The Red Shoes (for Karen)
Dead on my feet, I watched those shoes
flounce through the churchyard, dance
on your grave, all vamp and platform.
Flashes of red infected the corner of my eye
as they tiptoed over my face. As I tried to sleep,
I heard them clacking away the early hours
like drunks stumbling on the cobbled streets.
With nobody left to stand in their way, they shone
with the light they stole from your eyes.
Now that’s vanity, Karen. That’s pride. And poor,
lifeless ghost-you, wooden feet clomping
in time with mine, haunting the supermarket
looking for polish, every night in the bar
asking strangers for a light, sorrowful face
reflected back at me in the optics – hair knotted
into laces. I cried every time I saw those shoes,
free as larks, their nimble high kicks
splitting the air like knives.
I courted those shoes and they grew used to me,
I drew them closer until they felt they knew me,
and as soon as I could, I inched my feet in
and took off, waltzing them through farmyard
and outhouse, past the kicked-in doors
to run the gauntlet of boots and bruises,
through the sting of fists and blisters,
back to the cottage with the bloodstained floors.
You should’ve seen me go, Karen, through fields
full of old crows and cows, on and on, ignoring
all the doe-eyed lowing, dancing through barbed wire
and bull shit. Damn fool shoes didn’t know the half of it.
Oh I danced them, Karen. Over lambs tangled
in afterbirth, across the skins and rotting bodies
back to the abattoir where those shoes stopped
dead in their tracks like two startled hares.
I pushed them hard, forced them on, right into the hands
of the slaughter man who danced them into a corner,
heels scuffing against the white wall, their red ribbons
unravelling into silent tongues that now follow them everywhere.

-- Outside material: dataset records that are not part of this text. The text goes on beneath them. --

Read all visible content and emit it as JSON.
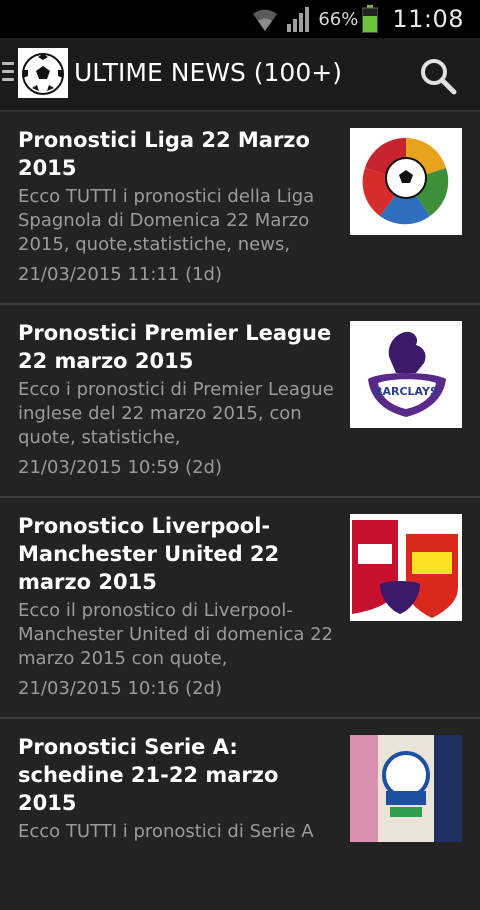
{
  "status_bar": {
    "battery_percent": "66%",
    "time": "11:08",
    "icons": [
      "wifi-icon",
      "signal-icon",
      "battery-icon"
    ]
  },
  "action_bar": {
    "title": "ULTIME NEWS (100+)",
    "icons": [
      "menu-icon",
      "football-logo",
      "search-icon"
    ]
  },
  "news": [
    {
      "title": "Pronostici Liga 22 Marzo 2015",
      "excerpt": "Ecco TUTTI i pronostici della Liga Spagnola di Domenica 22 Marzo 2015, quote,statistiche, news,",
      "date": "21/03/2015 11:11 (1d)",
      "thumbnail": "liga-logo"
    },
    {
      "title": "Pronostici Premier League 22 marzo 2015",
      "excerpt": "Ecco i pronostici di Premier League inglese del 22 marzo 2015, con quote, statistiche,",
      "date": "21/03/2015 10:59 (2d)",
      "thumbnail": "premier-league-logo",
      "thumb_text": "BARCLAYS"
    },
    {
      "title": "Pronostico Liverpool-Manchester United 22 marzo 2015",
      "excerpt": "Ecco il pronostico di Liverpool-Manchester United di domenica 22 marzo 2015 con quote,",
      "date": "21/03/2015 10:16 (2d)",
      "thumbnail": "liverpool-manutd-logos"
    },
    {
      "title": "Pronostici Serie A: schedine 21-22 marzo 2015",
      "excerpt": "Ecco TUTTI i pronostici di Serie A",
      "date": "",
      "thumbnail": "serie-a-logo"
    }
  ],
  "colors": {
    "background": "#232323",
    "status_bar": "#000000",
    "battery": "#6dc23a",
    "title_text": "#ffffff",
    "secondary_text": "#9b9b9b"
  }
}
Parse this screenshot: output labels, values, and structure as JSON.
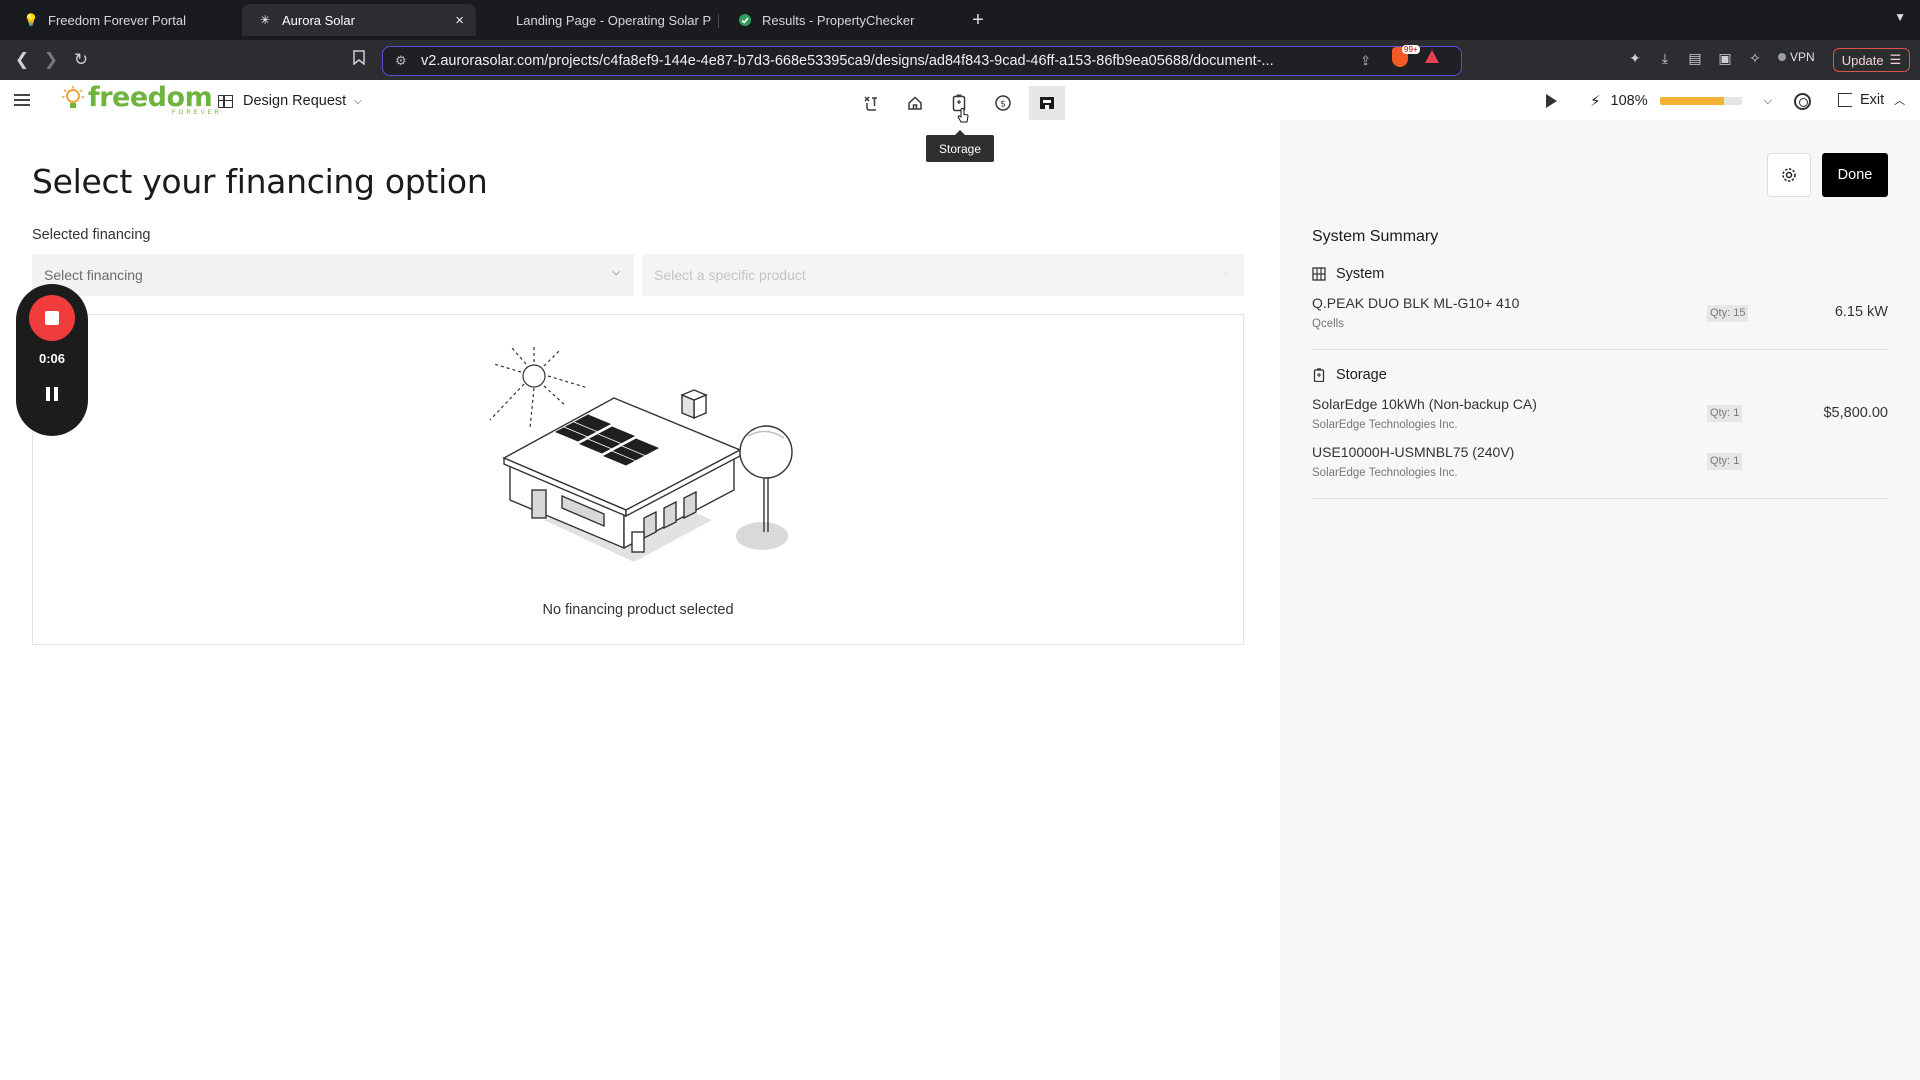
{
  "browser": {
    "tabs": [
      {
        "title": "Freedom Forever Portal"
      },
      {
        "title": "Aurora Solar",
        "close": "×"
      },
      {
        "title": "Landing Page - Operating Solar P"
      },
      {
        "title": "Results - PropertyChecker"
      }
    ],
    "new_tab": "+",
    "url": "v2.aurorasolar.com/projects/c4fa8ef9-144e-4e87-b7d3-668e53395ca9/designs/ad84f843-9cad-46ff-a153-86fb9ea05688/document-...",
    "brave_badge": "99+",
    "vpn_label": "VPN",
    "update_label": "Update"
  },
  "app": {
    "logo_text": "freedom",
    "logo_sub": "FOREVER",
    "design_request_label": "Design Request",
    "tooltip": "Storage",
    "zoom_label": "108%",
    "zoom_fraction": 0.78,
    "exit_label": "Exit"
  },
  "main": {
    "title": "Select your financing option",
    "selected_financing_label": "Selected financing",
    "financing_placeholder": "Select financing",
    "product_placeholder": "Select a specific product",
    "empty_message": "No financing product selected"
  },
  "recorder": {
    "time": "0:06"
  },
  "summary": {
    "done_label": "Done",
    "title": "System Summary",
    "sections": [
      {
        "name": "System",
        "items": [
          {
            "name": "Q.PEAK DUO BLK ML-G10+ 410",
            "manufacturer": "Qcells",
            "qty": "Qty: 15",
            "value": "6.15 kW"
          }
        ]
      },
      {
        "name": "Storage",
        "items": [
          {
            "name": "SolarEdge 10kWh (Non-backup CA)",
            "manufacturer": "SolarEdge Technologies Inc.",
            "qty": "Qty: 1",
            "value": "$5,800.00"
          },
          {
            "name": "USE10000H-USMNBL75 (240V)",
            "manufacturer": "SolarEdge Technologies Inc.",
            "qty": "Qty: 1",
            "value": ""
          }
        ]
      }
    ]
  },
  "colors": {
    "brand_green": "#6fb43f",
    "zoom_fill": "#f2b233",
    "record_red": "#f03c3c",
    "done_black": "#000000"
  }
}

Joanne Key lives in Cheshire where she writes poetry and short fiction. Her poems have appeared in various places, online and in print. She won 2nd prize in the 2014 National Poetry Competition.